- Overweight and obesity increase the risk of illness and death associated with coronary heart disease.
- Obesity is a major risk factor for heart attack, and is now recognized as such by the American Heart Association.
- People with obesity frequently complain of daytime sleepiness and fatigue, two probable causes of mass transportation accidents.
- Severe obesity has been associated with increased daytime sleepiness even in the absence of sleep apnea or other breathing disorders.
Diabetes (Type 2)
- As many as 90% of individuals with type 2 diabetes are reported to be overweight or obese.
- Obesity has been found to be the largest environmental influence on the prevalence of diabetes in a population.
- Obesity complicates the management of type 2 diabetes by increasing insulin resistance and glucose intolerance, which makes drug treatment for type 2 diabetes less effective.
- A weight loss of as little as 5% can reduce high blood sugar.
- Obesity is an established predictor of gallbladder disease.
- Obesity and rapid weight loss in obese persons are known risk factors for gallstones.
- Gallstones are common among overweight and obese persons. Gallstones appear in persons with obesity at a rate of 30% versus 10% in non-obese.
- Over 75% of hypertension cases are reported to be directly attributed to obesity.
- Weight or BMI in association with age is the strongest indicator of blood pressure in humans.
The association between obesity and high blood pressure has been observed in virtually all societies, ages, ethnic groups, and in both genders.
- The risk of developing hypertension is five to six times greater in obese adult Americans, age 20 to 45, compared to non-obese individuals of the same age.
- Obesity increases the risk for several reproductive disorders, negatively affecting normal menstrual function and fertility.
- Weight loss of about 10% of initial weight is effective in improving menstrual regularity, ovulation, hormonal profiles and pregnancy rates.
Low Back Pain
- Obesity may play a part in aggravating a simple low back problem, and contribute to a long-lasting or recurring condition.
- Women who are overweight or have a large waist size are reported to be particularly at risk for low back pain.
- Obesity, particularly upper body obesity, is the most significant risk factor for obstructive sleep apnea.
- There is a 12 to 30-fold higher incidence of obstructive sleep apnea among morbidly obese patients compared to the general population.
- Among patients with obstructive sleep apnea, at least 60% to 70% are obese.

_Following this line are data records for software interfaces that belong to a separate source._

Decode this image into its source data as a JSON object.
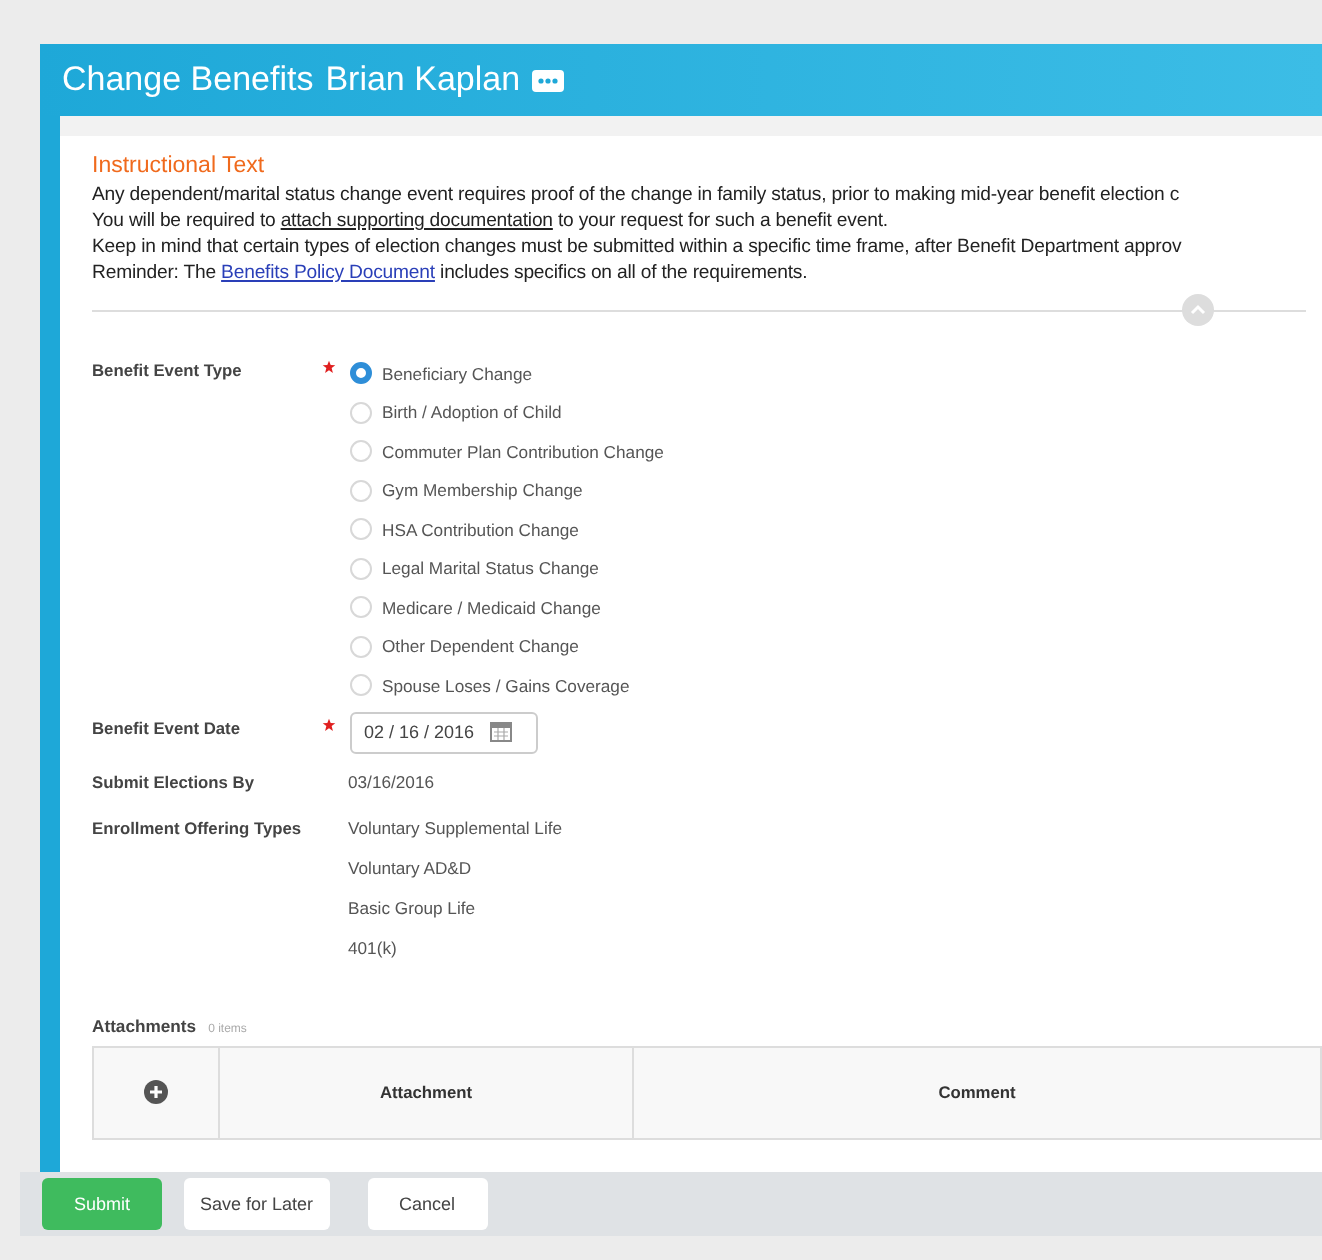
{
  "header": {
    "title": "Change Benefits",
    "person": "Brian Kaplan"
  },
  "instructions": {
    "heading": "Instructional Text",
    "lines": [
      {
        "kind": "plain",
        "text": "Any dependent/marital status change event requires proof of the change in family status, prior to making mid-year benefit election c"
      },
      {
        "kind": "underline",
        "before": "You will be required to ",
        "link": "attach supporting documentation",
        "after": " to your request for such a benefit event."
      },
      {
        "kind": "plain",
        "text": "Keep in mind that certain types of election changes must be submitted within a specific time frame, after Benefit Department approv"
      },
      {
        "kind": "link",
        "before": "Reminder: The ",
        "link": "Benefits Policy Document",
        "after": " includes specifics on all of the requirements."
      }
    ]
  },
  "event_type": {
    "label": "Benefit Event Type",
    "required": true,
    "options": [
      {
        "label": "Beneficiary Change",
        "selected": true
      },
      {
        "label": "Birth / Adoption of Child",
        "selected": false
      },
      {
        "label": "Commuter Plan Contribution Change",
        "selected": false
      },
      {
        "label": "Gym Membership Change",
        "selected": false
      },
      {
        "label": "HSA Contribution Change",
        "selected": false
      },
      {
        "label": "Legal Marital Status Change",
        "selected": false
      },
      {
        "label": "Medicare / Medicaid Change",
        "selected": false
      },
      {
        "label": "Other Dependent Change",
        "selected": false
      },
      {
        "label": "Spouse Loses / Gains Coverage",
        "selected": false
      }
    ]
  },
  "event_date": {
    "label": "Benefit Event Date",
    "required": true,
    "value": "02 / 16 / 2016"
  },
  "submit_by": {
    "label": "Submit Elections By",
    "value": "03/16/2016"
  },
  "offering_types": {
    "label": "Enrollment Offering Types",
    "values": [
      "Voluntary Supplemental Life",
      "Voluntary AD&D",
      "Basic Group Life",
      "401(k)"
    ]
  },
  "attachments": {
    "title": "Attachments",
    "count": "0 items",
    "columns": [
      "Attachment",
      "Comment"
    ]
  },
  "buttons": [
    {
      "label": "Submit",
      "kind": "primary"
    },
    {
      "label": "Save for Later",
      "kind": "secondary"
    },
    {
      "label": "Cancel",
      "kind": "secondary"
    }
  ]
}
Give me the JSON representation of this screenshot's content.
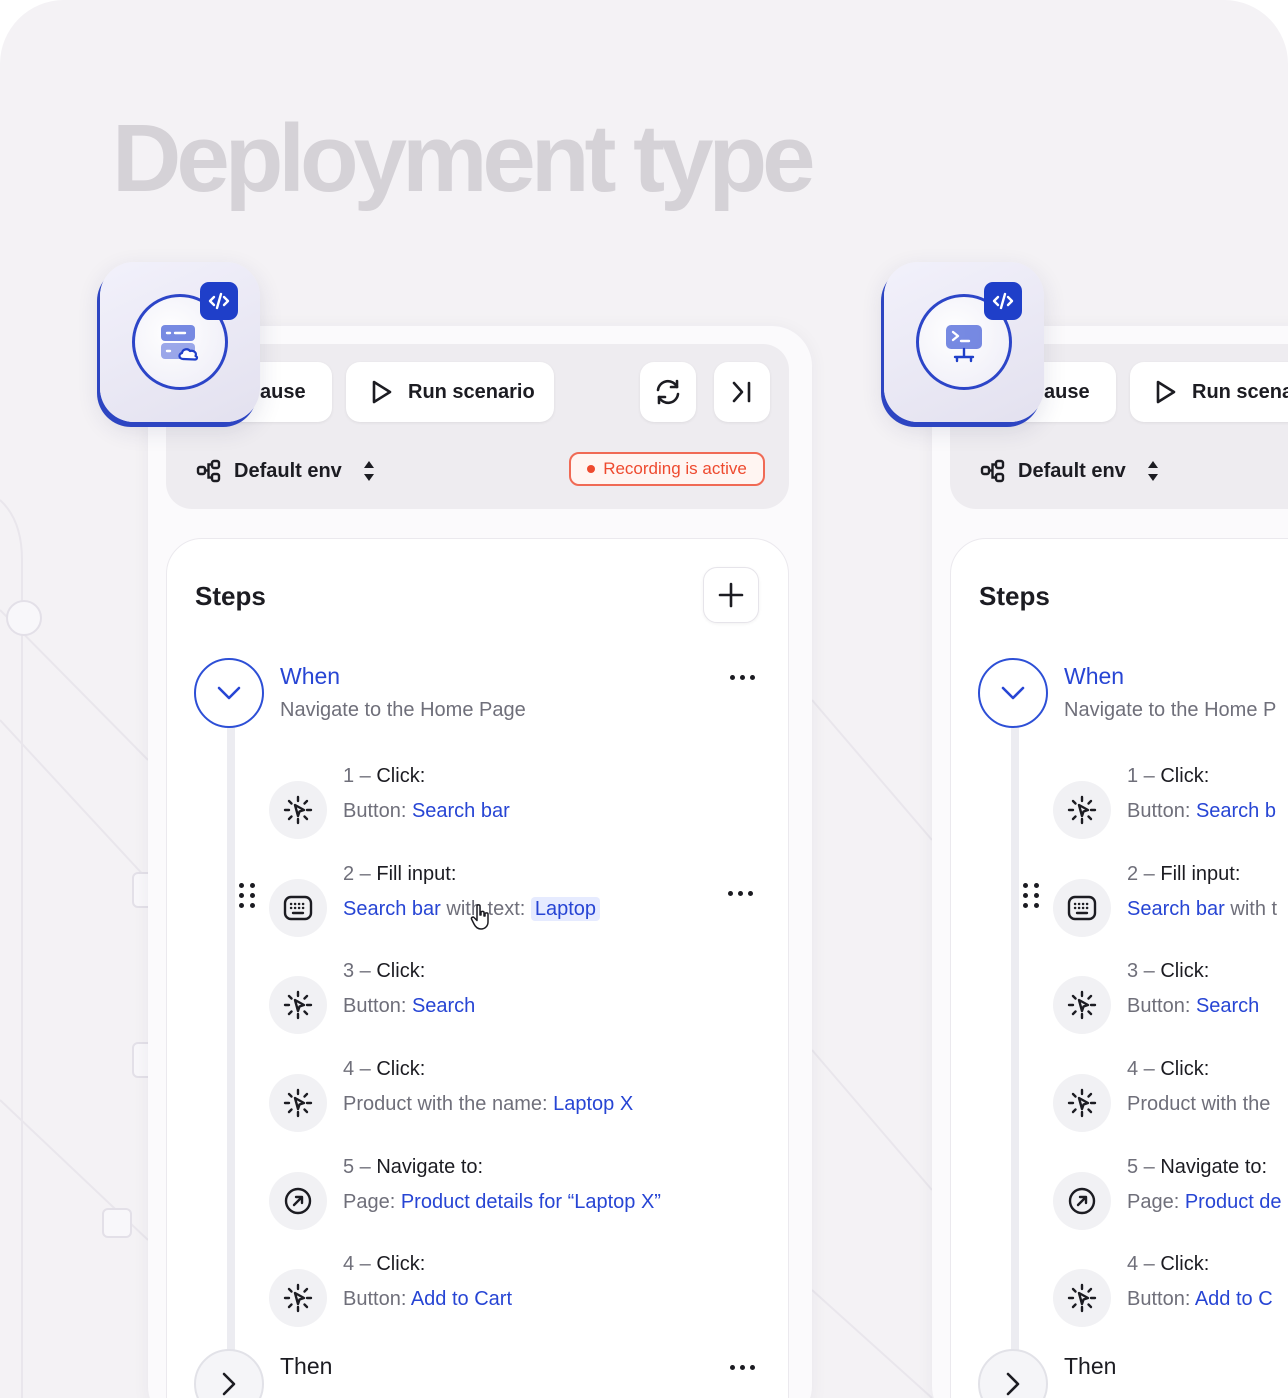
{
  "headline": "Deployment type",
  "colors": {
    "accent": "#2745d4",
    "recording": "#ee4a2f",
    "headline": "#d5d2d7"
  },
  "panels": [
    {
      "toolbar": {
        "pause_label": "ause",
        "run_label": "Run scenario",
        "env_label": "Default env",
        "recording_label": "Recording is active"
      },
      "steps": {
        "title": "Steps",
        "when": {
          "title": "When",
          "subtitle": "Navigate to the Home Page",
          "items": [
            {
              "num": "1 – ",
              "action": "Click:",
              "prefix": "Button: ",
              "target": "Search bar",
              "icon": "click-icon"
            },
            {
              "num": "2 – ",
              "action": "Fill input:",
              "link": "Search bar",
              "middle": " with text: ",
              "target": "Laptop",
              "icon": "keyboard-icon"
            },
            {
              "num": "3 – ",
              "action": "Click:",
              "prefix": "Button: ",
              "target": "Search",
              "icon": "click-icon"
            },
            {
              "num": "4 – ",
              "action": "Click:",
              "prefix": "Product with the name: ",
              "target": "Laptop X",
              "icon": "click-icon"
            },
            {
              "num": "5 – ",
              "action": "Navigate to:",
              "prefix": "Page: ",
              "target": "Product details for “Laptop X”",
              "icon": "navigate-icon"
            },
            {
              "num": "4 – ",
              "action": "Click:",
              "prefix": "Button: ",
              "target": "Add to Cart",
              "icon": "click-icon"
            }
          ]
        },
        "then": {
          "title": "Then"
        }
      }
    },
    {
      "toolbar": {
        "pause_label": "ause",
        "run_label": "Run scena",
        "env_label": "Default env"
      },
      "steps": {
        "title": "Steps",
        "when": {
          "title": "When",
          "subtitle": "Navigate to the Home P",
          "items": [
            {
              "num": "1 – ",
              "action": "Click:",
              "prefix": "Button: ",
              "target": "Search b",
              "icon": "click-icon"
            },
            {
              "num": "2 – ",
              "action": "Fill input:",
              "link": "Search bar",
              "middle": " with t",
              "icon": "keyboard-icon"
            },
            {
              "num": "3 – ",
              "action": "Click:",
              "prefix": "Button: ",
              "target": "Search",
              "icon": "click-icon"
            },
            {
              "num": "4 – ",
              "action": "Click:",
              "prefix": "Product with the",
              "icon": "click-icon"
            },
            {
              "num": "5 – ",
              "action": "Navigate to:",
              "prefix": "Page: ",
              "target": "Product de",
              "icon": "navigate-icon"
            },
            {
              "num": "4 – ",
              "action": "Click:",
              "prefix": "Button: ",
              "target": "Add to C",
              "icon": "click-icon"
            }
          ]
        },
        "then": {
          "title": "Then"
        }
      }
    }
  ],
  "deploy_badges": [
    {
      "icon": "cloud-server-icon"
    },
    {
      "icon": "desktop-terminal-icon"
    }
  ]
}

- Elevated BMI is reported to increase the risk of ischemic stroke independent of other risk factors including age and systolic blood pressure.
- Abdominal obesity appears to predict the risk of stroke in men.
- Obesity and weight gain are risk factors for ischemic and total stroke in women